(Data records for software interfaces)
########
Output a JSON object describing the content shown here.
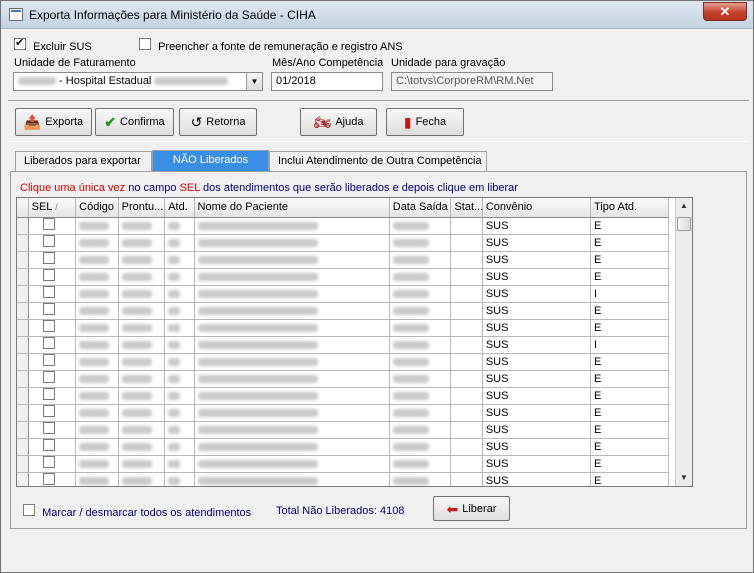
{
  "window": {
    "title": "Exporta Informações para Ministério da Saúde - CIHA",
    "close_label": "✕"
  },
  "options": {
    "excluir_sus": {
      "label": "Excluir SUS",
      "checked": true
    },
    "preencher_fonte": {
      "label": "Preencher a fonte de remuneração e registro ANS",
      "checked": false
    }
  },
  "fields": {
    "unidade_faturamento": {
      "label": "Unidade de Faturamento",
      "value": " - Hospital Estadual "
    },
    "mes_ano": {
      "label": "Mês/Ano Competência",
      "value": "01/2018"
    },
    "unidade_gravacao": {
      "label": "Unidade para gravação",
      "value": "C:\\totvs\\CorporeRM\\RM.Net"
    }
  },
  "toolbar": {
    "exporta": "Exporta",
    "confirma": "Confirma",
    "retorna": "Retorna",
    "ajuda": "Ajuda",
    "fecha": "Fecha"
  },
  "tabs": [
    {
      "label": "Liberados para exportar"
    },
    {
      "label": "NÃO Liberados"
    },
    {
      "label": "Inclui Atendimento de Outra Competência"
    }
  ],
  "instructions": {
    "p1": "Clique uma única vez",
    "p2": " no campo ",
    "p3": "SEL",
    "p4": " dos atendimentos que serão liberados e depois clique em liberar"
  },
  "grid": {
    "columns": [
      "SEL",
      "Código",
      "Prontu...",
      "Atd.",
      "Nome do Paciente",
      "Data Saída",
      "Stat...",
      "Convênio",
      "Tipo Atd."
    ],
    "rows": [
      {
        "convenio": "SUS",
        "tipo": "E"
      },
      {
        "convenio": "SUS",
        "tipo": "E"
      },
      {
        "convenio": "SUS",
        "tipo": "E"
      },
      {
        "convenio": "SUS",
        "tipo": "E"
      },
      {
        "convenio": "SUS",
        "tipo": "I"
      },
      {
        "convenio": "SUS",
        "tipo": "E"
      },
      {
        "convenio": "SUS",
        "tipo": "E"
      },
      {
        "convenio": "SUS",
        "tipo": "I"
      },
      {
        "convenio": "SUS",
        "tipo": "E"
      },
      {
        "convenio": "SUS",
        "tipo": "E"
      },
      {
        "convenio": "SUS",
        "tipo": "E"
      },
      {
        "convenio": "SUS",
        "tipo": "E"
      },
      {
        "convenio": "SUS",
        "tipo": "E"
      },
      {
        "convenio": "SUS",
        "tipo": "E"
      },
      {
        "convenio": "SUS",
        "tipo": "E"
      },
      {
        "convenio": "SUS",
        "tipo": "E"
      }
    ]
  },
  "footer": {
    "marcar_label": "Marcar / desmarcar todos os atendimentos",
    "total_label": "Total Não Liberados: 4108",
    "liberar": "Liberar"
  }
}
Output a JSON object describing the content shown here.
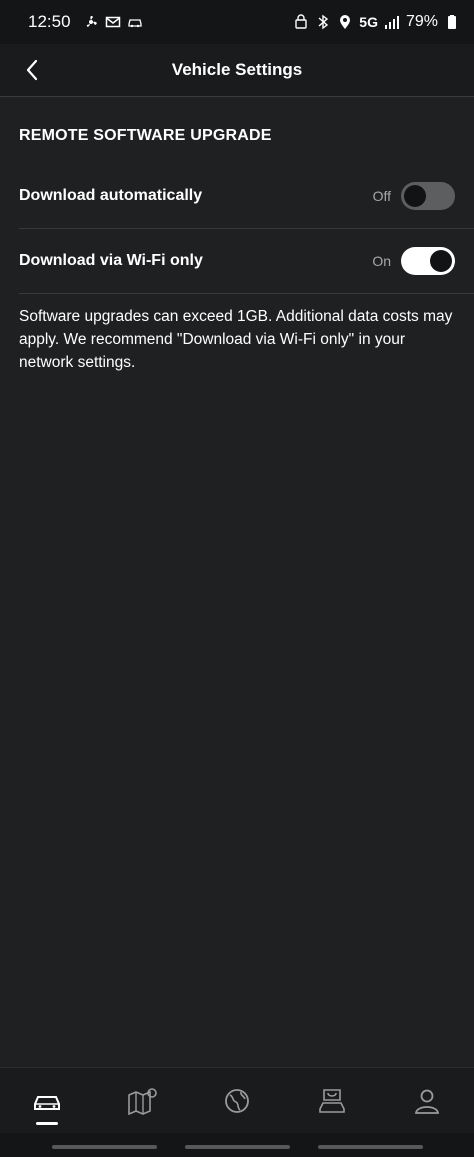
{
  "status_bar": {
    "time": "12:50",
    "network": "5G",
    "battery": "79%",
    "icons_left": [
      "fan-icon",
      "mail-icon",
      "car-icon"
    ],
    "icons_right": [
      "nfc-lock-icon",
      "bluetooth-icon",
      "location-icon",
      "signal-icon",
      "battery-icon"
    ]
  },
  "header": {
    "title": "Vehicle Settings",
    "back_icon": "chevron-left-icon"
  },
  "section": {
    "title": "REMOTE SOFTWARE UPGRADE"
  },
  "settings": [
    {
      "label": "Download automatically",
      "state_label": "Off",
      "enabled": false
    },
    {
      "label": "Download via Wi-Fi only",
      "state_label": "On",
      "enabled": true
    }
  ],
  "note": "Software upgrades can exceed 1GB. Additional data costs may apply. We recommend \"Download via Wi-Fi only\" in your network settings.",
  "bottom_nav": {
    "items": [
      {
        "icon": "car-icon",
        "active": true
      },
      {
        "icon": "map-pin-icon",
        "active": false
      },
      {
        "icon": "globe-icon",
        "active": false
      },
      {
        "icon": "shop-icon",
        "active": false
      },
      {
        "icon": "profile-icon",
        "active": false
      }
    ]
  },
  "colors": {
    "background": "#1f2022",
    "text": "#ffffff",
    "muted": "#a7a8aa",
    "toggle_off": "#5d5e60",
    "toggle_on": "#ffffff"
  }
}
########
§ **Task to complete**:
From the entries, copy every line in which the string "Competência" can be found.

§ **Task result**:
      "label": "Mês/Ano Competência",
      "label": "Inclui Atendimento de Outra Competência"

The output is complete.